Under a bright blue sky, Green Bay team brass gave shareholders a rosy forecast Thursday for the future of the NFL's only publicly-owned franchise.
About the only thing missing from this green-and-gold picture was former star Brett Favre swaggering on to the Lambeau Field turf to toss around a football with current franchise quarterback Aaron Rodgers.
Soon enough, that might just happen, too.
Team President Mark Murphy reiterated he is hoping Favre returns to Lambeau Field for a game this year, though not to retire his No. 4 jersey just yet.
"Our hope is coming back from (2016) he'll be a first-ballot inductee" to the Pro Football Hall of Fame, Murphy told reporters after addressing the more than 14,700 fans attending the annual shareholders meeting. "Prior to that we'd want to induct him into our hall and then also retire his number."
Favre had a public falling out with the team's front office in 2008 in the middle of a "will-he-or-won't-he-retire saga. The Packers traded him to the New York Jets, and he later played two more seasons for the rival Minnesota Vikings.
The sides have made efforts to mend the relationship with Favre firmly in retirement. Murphy for years has said he hopes to retire Favre's jersey, and a possible reunion is usually a popular offseason topic in Packers country.
The prospect of returning to Lambeau arose again when Favre told ESPN radio in Chicago on Monday that he wasn't concerned about being booed at Lambeau, following a separate report to the contrary.
"I'm very hopeful that when he does come back that he will be fully, fully supported by our fans. I'm confident in that," Murphy said. "In terms of when he would come back, we've had ongoing discussions with him, very good relations. We are talking about bringing him back for a game this year."
Franchise leaders dressed in business attire offered boardroom-like reports - complete with slideshow presentations displayed on the stadium's two giant video boards - to shareholders dressed in Packers gear. One man wore a yellow foam cheesehead with "NFL Owner" etched on the side in green.
The Packers have more than 360,000 shareholders, and a lot of them figure to be in town this weekend. Players report to training camp Friday and the first practice is Saturday.
"We don't predict at this event," general manager Ted Thompson said in giving his department report, "but we do expect to win."
The team has reported that its revenue rose 5 percent to a record $324 million, though net income is down to $25 million because of an expected spike in player costs, including salaries. The Packers re-signed Rodgers and star linebacker Clay Matthews in 2013.
The team expects player costs to decline next season given the normal ebbs and flows of contract cycles. Regardless, there appears little to worry about financially: John Meng, of the board's investment committee, reported corporate reserves of about $271 million in 2014, up roughly $90 million from 2010.
Only the Packers and Patriots have made the NFL playoffs each of the last five years. Last year's stadium project increased Lambeau's seating capacity to about 80,700 — second largest in the league behind MetLife Stadium in New Jersey, yet, the Packers still have a long waiting list for season tickets despite playing in the league's smallest market.
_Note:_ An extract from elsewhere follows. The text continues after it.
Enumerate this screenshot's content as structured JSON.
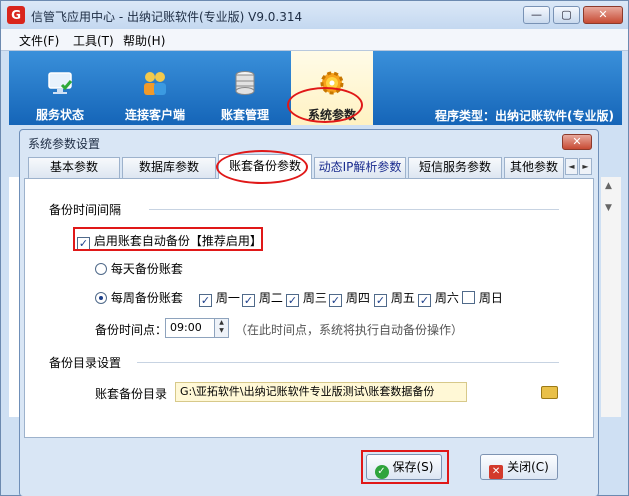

Murphy told shareholders that he expected the Packers to play a game in the next few years in London, where the league plans to play more games anyway.
"But it will be an away game" on the schedule, Murphy said. "We will never take (away) a home game."
The team is also looking to install a variable pricing ticket system next year. Murphy said about 10 other teams in the league this season are using such a system, which would create tiers of ticket prices based on the attractiveness of the matchup.
The Packers try to keep their ticket prices around the league average. The team said this year they are 17th in the league, at about $80.